For many Koreans, the emphasize spiritual aspects of life and religion are a source of strength and support. Statistics indicate that most Koreans have a religion- Christian, 49 percent; Buddhist, 47 percent, Confucianist, three percent; Shamanist, Ch´ondogyo (Religion of the Heavenly Way) and others, 1 percent (CIA, 2000). Historically, kings in the United Silla and Koryo dynasties encouraged Buddhism, while those in the Choson dynasty switched to Confucianism, blaming corrupted Buddhism for the previous kingdoms’ demise. Currently, Koreans enjoy freedom of choice in religion and lead a rather harmonious life despite their diverse religions, even among family members. The various belief systems are mutually reinforcing and do not conflict with values that underlie the daily lives of Koreans. Koreans tend to be open to the teachings of other religions and respect others’ choices, so they are puzzled when violent wars break out over religious conflicts in other parts of the world.
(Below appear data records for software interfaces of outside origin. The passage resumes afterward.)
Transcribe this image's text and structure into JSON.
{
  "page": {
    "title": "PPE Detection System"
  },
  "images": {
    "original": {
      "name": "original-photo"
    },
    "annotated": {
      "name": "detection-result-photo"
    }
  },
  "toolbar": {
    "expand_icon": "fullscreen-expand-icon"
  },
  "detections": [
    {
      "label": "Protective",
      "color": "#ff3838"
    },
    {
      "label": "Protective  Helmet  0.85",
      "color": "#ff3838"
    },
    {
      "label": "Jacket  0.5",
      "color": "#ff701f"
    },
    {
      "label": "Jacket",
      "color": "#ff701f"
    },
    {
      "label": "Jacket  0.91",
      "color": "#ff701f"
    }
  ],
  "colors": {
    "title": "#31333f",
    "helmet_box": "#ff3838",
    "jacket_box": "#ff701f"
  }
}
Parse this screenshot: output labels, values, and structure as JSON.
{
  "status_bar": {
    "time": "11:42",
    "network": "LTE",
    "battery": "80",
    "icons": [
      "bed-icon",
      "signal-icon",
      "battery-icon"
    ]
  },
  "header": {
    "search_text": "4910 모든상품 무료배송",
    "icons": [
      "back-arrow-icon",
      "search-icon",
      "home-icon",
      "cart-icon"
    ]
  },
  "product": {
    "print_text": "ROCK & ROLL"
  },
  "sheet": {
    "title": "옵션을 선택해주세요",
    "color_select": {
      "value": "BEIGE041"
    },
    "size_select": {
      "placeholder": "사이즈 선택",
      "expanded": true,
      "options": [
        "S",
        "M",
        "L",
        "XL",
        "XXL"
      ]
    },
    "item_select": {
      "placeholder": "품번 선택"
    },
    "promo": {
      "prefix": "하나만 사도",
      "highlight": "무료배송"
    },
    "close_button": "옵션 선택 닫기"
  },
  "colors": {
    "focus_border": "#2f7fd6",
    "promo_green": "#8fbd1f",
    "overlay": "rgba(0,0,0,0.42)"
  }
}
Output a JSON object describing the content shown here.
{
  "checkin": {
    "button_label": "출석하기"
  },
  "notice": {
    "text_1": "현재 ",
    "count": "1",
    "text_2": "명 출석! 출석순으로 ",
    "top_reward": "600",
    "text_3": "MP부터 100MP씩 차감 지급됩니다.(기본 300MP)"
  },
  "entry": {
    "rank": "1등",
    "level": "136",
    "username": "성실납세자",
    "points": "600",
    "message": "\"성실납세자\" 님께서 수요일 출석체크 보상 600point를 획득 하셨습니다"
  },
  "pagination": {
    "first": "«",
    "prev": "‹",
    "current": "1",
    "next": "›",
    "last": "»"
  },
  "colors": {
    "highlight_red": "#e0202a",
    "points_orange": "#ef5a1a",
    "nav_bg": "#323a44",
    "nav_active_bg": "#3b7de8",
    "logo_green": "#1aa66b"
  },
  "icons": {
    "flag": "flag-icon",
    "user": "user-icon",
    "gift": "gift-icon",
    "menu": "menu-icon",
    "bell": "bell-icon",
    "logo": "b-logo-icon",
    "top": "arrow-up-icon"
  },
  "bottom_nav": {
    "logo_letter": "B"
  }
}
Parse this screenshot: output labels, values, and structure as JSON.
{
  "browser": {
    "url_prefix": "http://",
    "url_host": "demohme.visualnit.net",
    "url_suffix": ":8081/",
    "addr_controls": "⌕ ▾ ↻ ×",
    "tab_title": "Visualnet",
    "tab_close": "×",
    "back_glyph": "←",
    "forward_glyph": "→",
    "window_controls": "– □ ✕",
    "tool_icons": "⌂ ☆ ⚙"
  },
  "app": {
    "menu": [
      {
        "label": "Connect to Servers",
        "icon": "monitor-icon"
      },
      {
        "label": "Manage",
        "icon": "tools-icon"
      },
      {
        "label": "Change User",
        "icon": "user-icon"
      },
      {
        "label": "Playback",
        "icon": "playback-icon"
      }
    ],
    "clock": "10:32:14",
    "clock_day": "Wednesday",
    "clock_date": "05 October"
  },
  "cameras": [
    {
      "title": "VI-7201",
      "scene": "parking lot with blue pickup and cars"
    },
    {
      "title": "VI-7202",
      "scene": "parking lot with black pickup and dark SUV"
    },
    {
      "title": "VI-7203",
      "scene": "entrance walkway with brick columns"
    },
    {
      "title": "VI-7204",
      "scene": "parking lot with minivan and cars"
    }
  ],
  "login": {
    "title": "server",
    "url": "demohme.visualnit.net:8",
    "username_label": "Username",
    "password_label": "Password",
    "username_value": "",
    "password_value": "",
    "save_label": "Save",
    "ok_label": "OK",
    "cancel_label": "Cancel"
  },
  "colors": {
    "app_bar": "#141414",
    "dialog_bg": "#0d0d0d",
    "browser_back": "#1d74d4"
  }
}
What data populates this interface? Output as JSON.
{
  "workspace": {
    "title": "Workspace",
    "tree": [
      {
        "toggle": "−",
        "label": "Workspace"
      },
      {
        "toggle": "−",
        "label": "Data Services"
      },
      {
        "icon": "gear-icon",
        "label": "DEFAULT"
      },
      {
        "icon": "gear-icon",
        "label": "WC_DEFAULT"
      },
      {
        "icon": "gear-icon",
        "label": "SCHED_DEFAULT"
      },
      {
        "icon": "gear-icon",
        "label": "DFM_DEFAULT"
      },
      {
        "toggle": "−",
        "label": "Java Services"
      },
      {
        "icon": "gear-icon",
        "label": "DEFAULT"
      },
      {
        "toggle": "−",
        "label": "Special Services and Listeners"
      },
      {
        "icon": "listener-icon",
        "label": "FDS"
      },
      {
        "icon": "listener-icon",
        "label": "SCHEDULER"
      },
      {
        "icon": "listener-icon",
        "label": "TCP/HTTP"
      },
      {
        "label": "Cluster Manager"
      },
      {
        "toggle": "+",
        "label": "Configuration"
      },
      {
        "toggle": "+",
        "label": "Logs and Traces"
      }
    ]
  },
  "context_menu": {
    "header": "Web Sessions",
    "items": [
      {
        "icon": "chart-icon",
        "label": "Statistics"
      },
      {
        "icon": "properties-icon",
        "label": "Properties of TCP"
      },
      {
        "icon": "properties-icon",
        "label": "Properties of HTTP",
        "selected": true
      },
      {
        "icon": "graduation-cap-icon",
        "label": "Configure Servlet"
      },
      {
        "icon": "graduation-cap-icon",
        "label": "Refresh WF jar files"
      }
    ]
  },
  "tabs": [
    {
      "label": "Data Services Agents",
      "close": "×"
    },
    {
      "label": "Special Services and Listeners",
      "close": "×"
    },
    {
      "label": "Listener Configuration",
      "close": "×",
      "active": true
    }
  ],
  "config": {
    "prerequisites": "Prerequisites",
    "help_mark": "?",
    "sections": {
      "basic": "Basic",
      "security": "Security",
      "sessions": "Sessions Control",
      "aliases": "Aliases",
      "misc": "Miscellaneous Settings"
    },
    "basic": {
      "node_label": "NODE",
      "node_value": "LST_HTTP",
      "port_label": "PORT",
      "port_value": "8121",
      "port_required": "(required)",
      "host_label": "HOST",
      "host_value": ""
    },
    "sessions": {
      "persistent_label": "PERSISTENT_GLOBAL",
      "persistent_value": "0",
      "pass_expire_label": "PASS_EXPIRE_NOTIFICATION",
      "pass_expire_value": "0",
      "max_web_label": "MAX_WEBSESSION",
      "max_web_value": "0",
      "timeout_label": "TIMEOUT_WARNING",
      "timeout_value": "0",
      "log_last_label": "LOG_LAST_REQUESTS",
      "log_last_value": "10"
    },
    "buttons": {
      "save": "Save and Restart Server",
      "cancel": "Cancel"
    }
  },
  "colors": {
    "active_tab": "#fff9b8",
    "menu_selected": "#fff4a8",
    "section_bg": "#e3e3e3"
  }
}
It is not a surprise then, that the beliefs and values reflected in common Korean culture are a sophisticated mixture of Buddhism, Confucianism, Shamanism and other religions. Influences from Buddhism are reflected in attitudes of benevolence toward all living creatures and beliefs about this world and a thereafter in the concept of karma. Confucian influences are seen in ancestor worship and the moral codes for proper human relationships. Shamanism is reflected in animistic orientation and thinking. The Umyang theory (Yin-Yang in Chinese) is seen in folk religious beliefs of the human as an integral part of nature, which requires people to learn the ways of nature and harmonize with them. Confucianism is more a philosophy than a religion, but the teachings of Confucianists pervade the way Korean people have thought and behaved over the past five to six centuries. Many believe that Korea was influenced more by Confucianism than was China, Confucius’ native country. In addition to Confucianism, the lives of Korean immigrants are also heavily influenced by Buddhism and Christianity in ways that are briefly summarized below. Nearly half of Koreans consider Buddhism their religion and think of “Buddha’s birthday” as a national holiday parallel to “Jesus’ birthday,” Christmas. Buddhism is reflected in the beliefs of reincarnation and retribution. For example, all creatures alive in the world must go through an endless cycle of birth, getting old, illness, and death. In the Buddhist belief, disability is part of a natural life process. Buddhists emphasize benevolence and believe in reincarnation, in other words, what you are now depends upon how you lived in your previous life. How you live your life now will decide your life after death. Christianity was introduced to Korea in the 18th century through the Jesuit missionaries. It spread so quickly that the king considered a threat to national unity and actively persecuted the early missionaries. In the late 19th century, Protestant missionaries arrived and established many hospitals and schools. Koreans have embraced Christianity in its many forms. Currently, nearly half of the Korean population is Christian and many of the largest Christian churches in the world are located in Korea. Membership in Korean-American Christian churches also has grown rapidly.